INFORMATION GIVEN:
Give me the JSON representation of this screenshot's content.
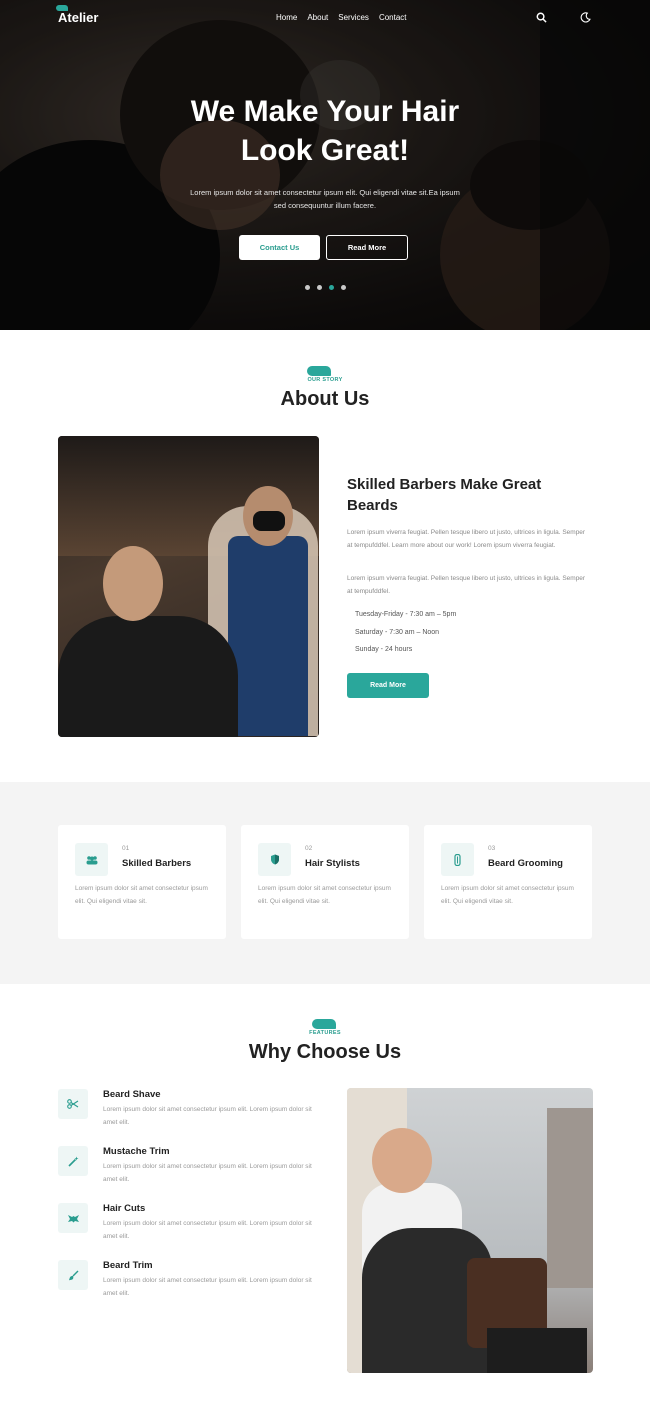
{
  "nav": {
    "logo": "Atelier",
    "menu": [
      "Home",
      "About",
      "Services",
      "Contact"
    ],
    "icons": [
      "search-icon",
      "moon-icon"
    ]
  },
  "hero": {
    "title_line1": "We Make Your Hair",
    "title_line2": "Look Great!",
    "subtitle": "Lorem ipsum dolor sit amet consectetur ipsum elit. Qui eligendi vitae sit.Ea ipsum sed consequuntur illum facere.",
    "contact_button": "Contact Us",
    "read_more_button": "Read More",
    "slides": 4,
    "active_slide": 3
  },
  "about": {
    "tag": "OUR STORY",
    "title": "About Us",
    "heading": "Skilled Barbers Make Great Beards",
    "para1": "Lorem ipsum viverra feugiat. Pellen tesque libero ut justo, ultrices in ligula. Semper at tempufddfel. Learn more about our work! Lorem ipsum viverra feugiat.",
    "para2": "Lorem ipsum viverra feugiat. Pellen tesque libero ut justo, ultrices in ligula. Semper at tempufddfel.",
    "hours": [
      "Tuesday-Friday - 7:30 am – 5pm",
      "Saturday - 7:30 am – Noon",
      "Sunday - 24 hours"
    ],
    "button": "Read More"
  },
  "features": [
    {
      "num": "01",
      "title": "Skilled Barbers",
      "text": "Lorem ipsum dolor sit amet consectetur ipsum elit. Qui eligendi vitae sit.",
      "icon": "users-icon"
    },
    {
      "num": "02",
      "title": "Hair Stylists",
      "text": "Lorem ipsum dolor sit amet consectetur ipsum elit. Qui eligendi vitae sit.",
      "icon": "shield-icon"
    },
    {
      "num": "03",
      "title": "Beard Grooming",
      "text": "Lorem ipsum dolor sit amet consectetur ipsum elit. Qui eligendi vitae sit.",
      "icon": "comb-icon"
    }
  ],
  "why": {
    "tag": "FEATURES",
    "title": "Why Choose Us",
    "items": [
      {
        "title": "Beard Shave",
        "text": "Lorem ipsum dolor sit amet consectetur ipsum elit. Lorem ipsum dolor sit amet elit.",
        "icon": "scissors-icon"
      },
      {
        "title": "Mustache Trim",
        "text": "Lorem ipsum dolor sit amet consectetur ipsum elit. Lorem ipsum dolor sit amet elit.",
        "icon": "wand-icon"
      },
      {
        "title": "Hair Cuts",
        "text": "Lorem ipsum dolor sit amet consectetur ipsum elit. Lorem ipsum dolor sit amet elit.",
        "icon": "clipper-icon"
      },
      {
        "title": "Beard Trim",
        "text": "Lorem ipsum dolor sit amet consectetur ipsum elit. Lorem ipsum dolor sit amet elit.",
        "icon": "brush-icon"
      }
    ]
  },
  "colors": {
    "accent": "#2aa79b",
    "dark": "#222222",
    "muted": "#9a9a9a",
    "band": "#f4f4f4"
  }
}
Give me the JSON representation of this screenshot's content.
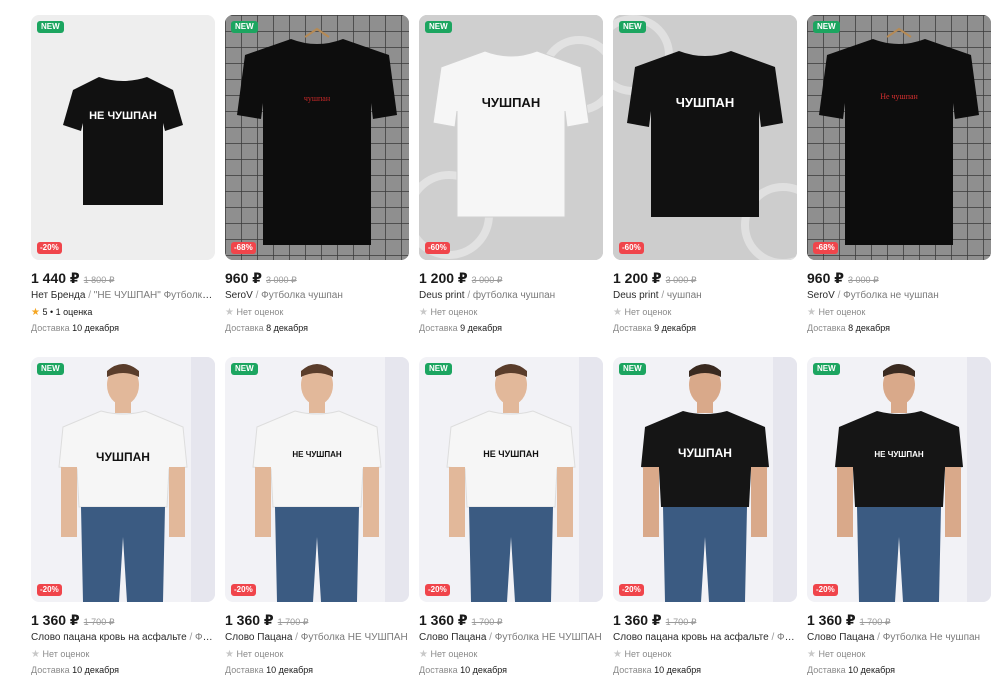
{
  "products": [
    {
      "badge": "NEW",
      "discount": "-20%",
      "price": "1 440 ₽",
      "old_price": "1 800 ₽",
      "brand": "Нет Бренда",
      "desc": "\"НЕ ЧУШПАН\" Футболка Сл...",
      "rating_text": "5 • 1 оценка",
      "has_rating": true,
      "delivery_label": "Доставка",
      "delivery_date": "10 декабря",
      "shirt_text": "НЕ ЧУШПАН",
      "shirt_color": "#111111"
    },
    {
      "badge": "NEW",
      "discount": "-68%",
      "price": "960 ₽",
      "old_price": "3 000 ₽",
      "brand": "SeroV",
      "desc": "Футболка чушпан",
      "rating_text": "Нет оценок",
      "has_rating": false,
      "delivery_label": "Доставка",
      "delivery_date": "8 декабря",
      "shirt_text": "чушпан",
      "shirt_color": "#111111"
    },
    {
      "badge": "NEW",
      "discount": "-60%",
      "price": "1 200 ₽",
      "old_price": "3 000 ₽",
      "brand": "Deus print",
      "desc": "футболка чушпан",
      "rating_text": "Нет оценок",
      "has_rating": false,
      "delivery_label": "Доставка",
      "delivery_date": "9 декабря",
      "shirt_text": "ЧУШПАН",
      "shirt_color": "#f4f4f4"
    },
    {
      "badge": "NEW",
      "discount": "-60%",
      "price": "1 200 ₽",
      "old_price": "3 000 ₽",
      "brand": "Deus print",
      "desc": "чушпан",
      "rating_text": "Нет оценок",
      "has_rating": false,
      "delivery_label": "Доставка",
      "delivery_date": "9 декабря",
      "shirt_text": "ЧУШПАН",
      "shirt_color": "#111111"
    },
    {
      "badge": "NEW",
      "discount": "-68%",
      "price": "960 ₽",
      "old_price": "3 000 ₽",
      "brand": "SeroV",
      "desc": "Футболка не чушпан",
      "rating_text": "Нет оценок",
      "has_rating": false,
      "delivery_label": "Доставка",
      "delivery_date": "8 декабря",
      "shirt_text": "Не чушпан",
      "shirt_color": "#111111"
    },
    {
      "badge": "NEW",
      "discount": "-20%",
      "price": "1 360 ₽",
      "old_price": "1 700 ₽",
      "brand": "Слово пацана кровь на асфальте",
      "desc": "Футболка",
      "rating_text": "Нет оценок",
      "has_rating": false,
      "delivery_label": "Доставка",
      "delivery_date": "10 декабря",
      "shirt_text": "ЧУШПАН",
      "shirt_color": "#f6f6f6"
    },
    {
      "badge": "NEW",
      "discount": "-20%",
      "price": "1 360 ₽",
      "old_price": "1 700 ₽",
      "brand": "Слово Пацана",
      "desc": "Футболка НЕ ЧУШПАН",
      "rating_text": "Нет оценок",
      "has_rating": false,
      "delivery_label": "Доставка",
      "delivery_date": "10 декабря",
      "shirt_text": "НЕ ЧУШПАН",
      "shirt_color": "#f6f6f6"
    },
    {
      "badge": "NEW",
      "discount": "-20%",
      "price": "1 360 ₽",
      "old_price": "1 700 ₽",
      "brand": "Слово Пацана",
      "desc": "Футболка НЕ ЧУШПАН",
      "rating_text": "Нет оценок",
      "has_rating": false,
      "delivery_label": "Доставка",
      "delivery_date": "10 декабря",
      "shirt_text": "НЕ ЧУШПАН",
      "shirt_color": "#f6f6f6"
    },
    {
      "badge": "NEW",
      "discount": "-20%",
      "price": "1 360 ₽",
      "old_price": "1 700 ₽",
      "brand": "Слово пацана кровь на асфальте",
      "desc": "Футбо...",
      "rating_text": "Нет оценок",
      "has_rating": false,
      "delivery_label": "Доставка",
      "delivery_date": "10 декабря",
      "shirt_text": "ЧУШПАН",
      "shirt_color": "#151515"
    },
    {
      "badge": "NEW",
      "discount": "-20%",
      "price": "1 360 ₽",
      "old_price": "1 700 ₽",
      "brand": "Слово Пацана",
      "desc": "Футболка Не чушпан",
      "rating_text": "Нет оценок",
      "has_rating": false,
      "delivery_label": "Доставка",
      "delivery_date": "10 декабря",
      "shirt_text": "НЕ ЧУШПАН",
      "shirt_color": "#151515"
    }
  ],
  "colors": {
    "new_badge": "#1ca560",
    "discount_badge": "#f0454b",
    "star_on": "#f5a623"
  }
}
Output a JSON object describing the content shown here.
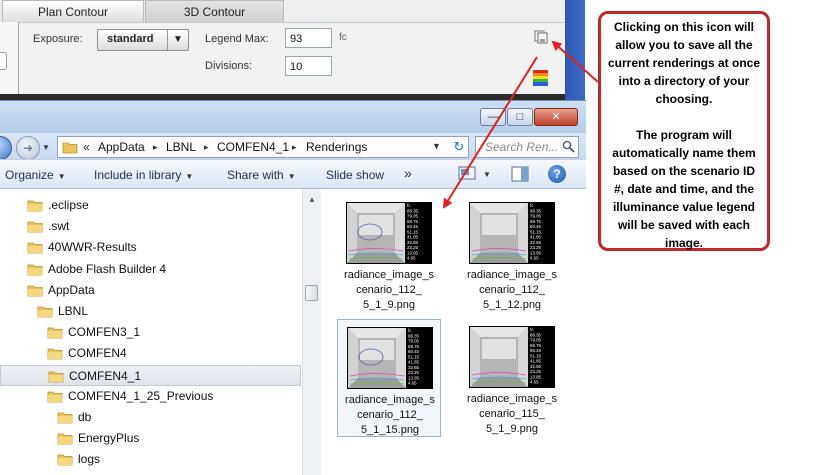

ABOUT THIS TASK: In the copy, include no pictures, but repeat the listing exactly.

COMPLETED TASK:
Give me the JSON representation of this screenshot's content.
{
  "nav": {
    "logo": "Atelier",
    "menu": [
      "Home",
      "About",
      "Services",
      "Contact"
    ],
    "icons": [
      "search-icon",
      "moon-icon"
    ]
  },
  "hero": {
    "title_line1": "We Make Your Hair",
    "title_line2": "Look Great!",
    "subtitle": "Lorem ipsum dolor sit amet consectetur ipsum elit. Qui eligendi vitae sit.Ea ipsum sed consequuntur illum facere.",
    "contact_button": "Contact Us",
    "read_more_button": "Read More",
    "slides": 4,
    "active_slide": 3
  },
  "about": {
    "tag": "OUR STORY",
    "title": "About Us",
    "heading": "Skilled Barbers Make Great Beards",
    "para1": "Lorem ipsum viverra feugiat. Pellen tesque libero ut justo, ultrices in ligula. Semper at tempufddfel. Learn more about our work! Lorem ipsum viverra feugiat.",
    "para2": "Lorem ipsum viverra feugiat. Pellen tesque libero ut justo, ultrices in ligula. Semper at tempufddfel.",
    "hours": [
      "Tuesday-Friday - 7:30 am – 5pm",
      "Saturday - 7:30 am – Noon",
      "Sunday - 24 hours"
    ],
    "button": "Read More"
  },
  "features": [
    {
      "num": "01",
      "title": "Skilled Barbers",
      "text": "Lorem ipsum dolor sit amet consectetur ipsum elit. Qui eligendi vitae sit.",
      "icon": "users-icon"
    },
    {
      "num": "02",
      "title": "Hair Stylists",
      "text": "Lorem ipsum dolor sit amet consectetur ipsum elit. Qui eligendi vitae sit.",
      "icon": "shield-icon"
    },
    {
      "num": "03",
      "title": "Beard Grooming",
      "text": "Lorem ipsum dolor sit amet consectetur ipsum elit. Qui eligendi vitae sit.",
      "icon": "comb-icon"
    }
  ],
  "why": {
    "tag": "FEATURES",
    "title": "Why Choose Us",
    "items": [
      {
        "title": "Beard Shave",
        "text": "Lorem ipsum dolor sit amet consectetur ipsum elit. Lorem ipsum dolor sit amet elit.",
        "icon": "scissors-icon"
      },
      {
        "title": "Mustache Trim",
        "text": "Lorem ipsum dolor sit amet consectetur ipsum elit. Lorem ipsum dolor sit amet elit.",
        "icon": "wand-icon"
      },
      {
        "title": "Hair Cuts",
        "text": "Lorem ipsum dolor sit amet consectetur ipsum elit. Lorem ipsum dolor sit amet elit.",
        "icon": "clipper-icon"
      },
      {
        "title": "Beard Trim",
        "text": "Lorem ipsum dolor sit amet consectetur ipsum elit. Lorem ipsum dolor sit amet elit.",
        "icon": "brush-icon"
      }
    ]
  },
  "colors": {
    "accent": "#2aa79b",
    "dark": "#222222",
    "muted": "#9a9a9a",
    "band": "#f4f4f4"
  }
}
Give me the JSON representation of this screenshot's content.
{
  "products": [
    {
      "badge": "NEW",
      "discount": "-20%",
      "price": "1 440 ₽",
      "old_price": "1 800 ₽",
      "brand": "Нет Бренда",
      "desc": "\"НЕ ЧУШПАН\" Футболка Сл...",
      "rating_text": "5 • 1 оценка",
      "has_rating": true,
      "delivery_label": "Доставка",
      "delivery_date": "10 декабря",
      "shirt_text": "НЕ ЧУШПАН",
      "shirt_color": "#111111"
    },
    {
      "badge": "NEW",
      "discount": "-68%",
      "price": "960 ₽",
      "old_price": "3 000 ₽",
      "brand": "SeroV",
      "desc": "Футболка чушпан",
      "rating_text": "Нет оценок",
      "has_rating": false,
      "delivery_label": "Доставка",
      "delivery_date": "8 декабря",
      "shirt_text": "чушпан",
      "shirt_color": "#111111"
    },
    {
      "badge": "NEW",
      "discount": "-60%",
      "price": "1 200 ₽",
      "old_price": "3 000 ₽",
      "brand": "Deus print",
      "desc": "футболка чушпан",
      "rating_text": "Нет оценок",
      "has_rating": false,
      "delivery_label": "Доставка",
      "delivery_date": "9 декабря",
      "shirt_text": "ЧУШПАН",
      "shirt_color": "#f4f4f4"
    },
    {
      "badge": "NEW",
      "discount": "-60%",
      "price": "1 200 ₽",
      "old_price": "3 000 ₽",
      "brand": "Deus print",
      "desc": "чушпан",
      "rating_text": "Нет оценок",
      "has_rating": false,
      "delivery_label": "Доставка",
      "delivery_date": "9 декабря",
      "shirt_text": "ЧУШПАН",
      "shirt_color": "#111111"
    },
    {
      "badge": "NEW",
      "discount": "-68%",
      "price": "960 ₽",
      "old_price": "3 000 ₽",
      "brand": "SeroV",
      "desc": "Футболка не чушпан",
      "rating_text": "Нет оценок",
      "has_rating": false,
      "delivery_label": "Доставка",
      "delivery_date": "8 декабря",
      "shirt_text": "Не чушпан",
      "shirt_color": "#111111"
    },
    {
      "badge": "NEW",
      "discount": "-20%",
      "price": "1 360 ₽",
      "old_price": "1 700 ₽",
      "brand": "Слово пацана кровь на асфальте",
      "desc": "Футболка",
      "rating_text": "Нет оценок",
      "has_rating": false,
      "delivery_label": "Доставка",
      "delivery_date": "10 декабря",
      "shirt_text": "ЧУШПАН",
      "shirt_color": "#f6f6f6"
    },
    {
      "badge": "NEW",
      "discount": "-20%",
      "price": "1 360 ₽",
      "old_price": "1 700 ₽",
      "brand": "Слово Пацана",
      "desc": "Футболка НЕ ЧУШПАН",
      "rating_text": "Нет оценок",
      "has_rating": false,
      "delivery_label": "Доставка",
      "delivery_date": "10 декабря",
      "shirt_text": "НЕ ЧУШПАН",
      "shirt_color": "#f6f6f6"
    },
    {
      "badge": "NEW",
      "discount": "-20%",
      "price": "1 360 ₽",
      "old_price": "1 700 ₽",
      "brand": "Слово Пацана",
      "desc": "Футболка НЕ ЧУШПАН",
      "rating_text": "Нет оценок",
      "has_rating": false,
      "delivery_label": "Доставка",
      "delivery_date": "10 декабря",
      "shirt_text": "НЕ ЧУШПАН",
      "shirt_color": "#f6f6f6"
    },
    {
      "badge": "NEW",
      "discount": "-20%",
      "price": "1 360 ₽",
      "old_price": "1 700 ₽",
      "brand": "Слово пацана кровь на асфальте",
      "desc": "Футбо...",
      "rating_text": "Нет оценок",
      "has_rating": false,
      "delivery_label": "Доставка",
      "delivery_date": "10 декабря",
      "shirt_text": "ЧУШПАН",
      "shirt_color": "#151515"
    },
    {
      "badge": "NEW",
      "discount": "-20%",
      "price": "1 360 ₽",
      "old_price": "1 700 ₽",
      "brand": "Слово Пацана",
      "desc": "Футболка Не чушпан",
      "rating_text": "Нет оценок",
      "has_rating": false,
      "delivery_label": "Доставка",
      "delivery_date": "10 декабря",
      "shirt_text": "НЕ ЧУШПАН",
      "shirt_color": "#151515"
    }
  ],
  "colors": {
    "new_badge": "#1ca560",
    "discount_badge": "#f0454b",
    "star_on": "#f5a623"
  }
}
Output a JSON object describing the content shown here.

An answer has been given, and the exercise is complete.